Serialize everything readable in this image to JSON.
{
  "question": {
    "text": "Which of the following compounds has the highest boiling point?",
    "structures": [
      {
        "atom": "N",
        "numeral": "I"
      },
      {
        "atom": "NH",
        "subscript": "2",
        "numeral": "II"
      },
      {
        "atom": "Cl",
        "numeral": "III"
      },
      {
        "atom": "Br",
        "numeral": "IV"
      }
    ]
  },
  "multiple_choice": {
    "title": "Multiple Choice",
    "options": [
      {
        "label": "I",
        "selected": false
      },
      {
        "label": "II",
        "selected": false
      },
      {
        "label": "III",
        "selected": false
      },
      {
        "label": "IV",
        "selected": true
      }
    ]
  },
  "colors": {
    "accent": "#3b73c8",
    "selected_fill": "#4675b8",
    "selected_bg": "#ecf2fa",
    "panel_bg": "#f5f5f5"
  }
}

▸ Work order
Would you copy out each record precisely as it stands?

▸ Task solution
Serialize everything readable in this image to JSON.
{
  "question": {
    "text": "Which of the following compounds has the highest boiling point?",
    "structures": [
      {
        "atom": "N",
        "numeral": "I"
      },
      {
        "atom": "NH",
        "subscript": "2",
        "numeral": "II"
      },
      {
        "atom": "Cl",
        "numeral": "III"
      },
      {
        "atom": "Br",
        "numeral": "IV"
      }
    ]
  },
  "multiple_choice": {
    "title": "Multiple Choice",
    "options": [
      {
        "label": "I",
        "selected": false
      },
      {
        "label": "II",
        "selected": false
      },
      {
        "label": "III",
        "selected": false
      },
      {
        "label": "IV",
        "selected": true
      }
    ]
  },
  "colors": {
    "accent": "#3b73c8",
    "selected_fill": "#4675b8",
    "selected_bg": "#ecf2fa",
    "panel_bg": "#f5f5f5"
  }
}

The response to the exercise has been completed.